• **Aim of the exercise**:
The full data, repeated exactly, is the only answer needed.

• **Dataset excerpts**:
-------------------------

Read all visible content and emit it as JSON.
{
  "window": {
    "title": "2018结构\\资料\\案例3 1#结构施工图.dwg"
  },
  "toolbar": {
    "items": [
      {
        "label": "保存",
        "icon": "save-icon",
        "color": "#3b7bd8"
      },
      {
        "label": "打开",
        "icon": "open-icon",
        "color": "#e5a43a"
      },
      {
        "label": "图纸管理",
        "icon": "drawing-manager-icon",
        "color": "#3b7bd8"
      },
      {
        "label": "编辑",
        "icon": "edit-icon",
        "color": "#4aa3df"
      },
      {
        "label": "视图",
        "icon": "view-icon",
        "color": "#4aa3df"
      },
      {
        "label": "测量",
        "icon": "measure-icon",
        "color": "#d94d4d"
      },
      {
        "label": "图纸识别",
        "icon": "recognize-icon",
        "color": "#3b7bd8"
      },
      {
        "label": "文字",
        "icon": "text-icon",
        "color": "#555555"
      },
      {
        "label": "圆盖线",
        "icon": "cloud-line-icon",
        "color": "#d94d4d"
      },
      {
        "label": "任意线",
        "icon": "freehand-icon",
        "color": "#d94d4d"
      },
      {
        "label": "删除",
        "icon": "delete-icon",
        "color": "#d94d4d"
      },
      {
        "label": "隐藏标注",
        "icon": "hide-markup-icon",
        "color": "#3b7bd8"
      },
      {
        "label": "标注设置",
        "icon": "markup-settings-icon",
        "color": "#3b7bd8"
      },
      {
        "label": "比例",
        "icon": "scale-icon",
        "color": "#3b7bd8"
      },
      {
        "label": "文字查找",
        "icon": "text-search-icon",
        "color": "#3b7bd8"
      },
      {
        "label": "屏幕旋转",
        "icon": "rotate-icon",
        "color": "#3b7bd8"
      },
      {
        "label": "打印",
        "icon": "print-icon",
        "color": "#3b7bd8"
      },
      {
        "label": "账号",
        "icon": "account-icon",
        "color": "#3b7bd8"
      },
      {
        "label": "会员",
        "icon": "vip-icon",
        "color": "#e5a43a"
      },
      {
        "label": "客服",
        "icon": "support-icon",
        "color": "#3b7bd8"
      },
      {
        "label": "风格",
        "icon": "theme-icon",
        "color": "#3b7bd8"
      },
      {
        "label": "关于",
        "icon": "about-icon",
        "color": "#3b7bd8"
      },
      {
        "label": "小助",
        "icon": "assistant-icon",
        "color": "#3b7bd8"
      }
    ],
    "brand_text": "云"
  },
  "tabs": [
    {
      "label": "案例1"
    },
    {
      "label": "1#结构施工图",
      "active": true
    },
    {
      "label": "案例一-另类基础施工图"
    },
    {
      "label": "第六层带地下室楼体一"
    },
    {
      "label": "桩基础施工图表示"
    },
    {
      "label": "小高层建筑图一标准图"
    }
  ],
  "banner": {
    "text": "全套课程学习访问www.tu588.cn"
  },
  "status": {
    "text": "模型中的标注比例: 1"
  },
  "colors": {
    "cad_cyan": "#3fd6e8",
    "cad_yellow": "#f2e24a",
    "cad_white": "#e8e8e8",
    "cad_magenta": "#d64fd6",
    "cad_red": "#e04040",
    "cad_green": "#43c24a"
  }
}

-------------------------

• **Answer to this problem**:
Read all visible content and emit it as JSON.
{
  "window": {
    "title": "2018结构\\资料\\案例3 1#结构施工图.dwg"
  },
  "toolbar": {
    "items": [
      {
        "label": "保存",
        "icon": "save-icon",
        "color": "#3b7bd8"
      },
      {
        "label": "打开",
        "icon": "open-icon",
        "color": "#e5a43a"
      },
      {
        "label": "图纸管理",
        "icon": "drawing-manager-icon",
        "color": "#3b7bd8"
      },
      {
        "label": "编辑",
        "icon": "edit-icon",
        "color": "#4aa3df"
      },
      {
        "label": "视图",
        "icon": "view-icon",
        "color": "#4aa3df"
      },
      {
        "label": "测量",
        "icon": "measure-icon",
        "color": "#d94d4d"
      },
      {
        "label": "图纸识别",
        "icon": "recognize-icon",
        "color": "#3b7bd8"
      },
      {
        "label": "文字",
        "icon": "text-icon",
        "color": "#555555"
      },
      {
        "label": "圆盖线",
        "icon": "cloud-line-icon",
        "color": "#d94d4d"
      },
      {
        "label": "任意线",
        "icon": "freehand-icon",
        "color": "#d94d4d"
      },
      {
        "label": "删除",
        "icon": "delete-icon",
        "color": "#d94d4d"
      },
      {
        "label": "隐藏标注",
        "icon": "hide-markup-icon",
        "color": "#3b7bd8"
      },
      {
        "label": "标注设置",
        "icon": "markup-settings-icon",
        "color": "#3b7bd8"
      },
      {
        "label": "比例",
        "icon": "scale-icon",
        "color": "#3b7bd8"
      },
      {
        "label": "文字查找",
        "icon": "text-search-icon",
        "color": "#3b7bd8"
      },
      {
        "label": "屏幕旋转",
        "icon": "rotate-icon",
        "color": "#3b7bd8"
      },
      {
        "label": "打印",
        "icon": "print-icon",
        "color": "#3b7bd8"
      },
      {
        "label": "账号",
        "icon": "account-icon",
        "color": "#3b7bd8"
      },
      {
        "label": "会员",
        "icon": "vip-icon",
        "color": "#e5a43a"
      },
      {
        "label": "客服",
        "icon": "support-icon",
        "color": "#3b7bd8"
      },
      {
        "label": "风格",
        "icon": "theme-icon",
        "color": "#3b7bd8"
      },
      {
        "label": "关于",
        "icon": "about-icon",
        "color": "#3b7bd8"
      },
      {
        "label": "小助",
        "icon": "assistant-icon",
        "color": "#3b7bd8"
      }
    ],
    "brand_text": "云"
  },
  "tabs": [
    {
      "label": "案例1"
    },
    {
      "label": "1#结构施工图",
      "active": true
    },
    {
      "label": "案例一-另类基础施工图"
    },
    {
      "label": "第六层带地下室楼体一"
    },
    {
      "label": "桩基础施工图表示"
    },
    {
      "label": "小高层建筑图一标准图"
    }
  ],
  "banner": {
    "text": "全套课程学习访问www.tu588.cn"
  },
  "status": {
    "text": "模型中的标注比例: 1"
  },
  "colors": {
    "cad_cyan": "#3fd6e8",
    "cad_yellow": "#f2e24a",
    "cad_white": "#e8e8e8",
    "cad_magenta": "#d64fd6",
    "cad_red": "#e04040",
    "cad_green": "#43c24a"
  }
}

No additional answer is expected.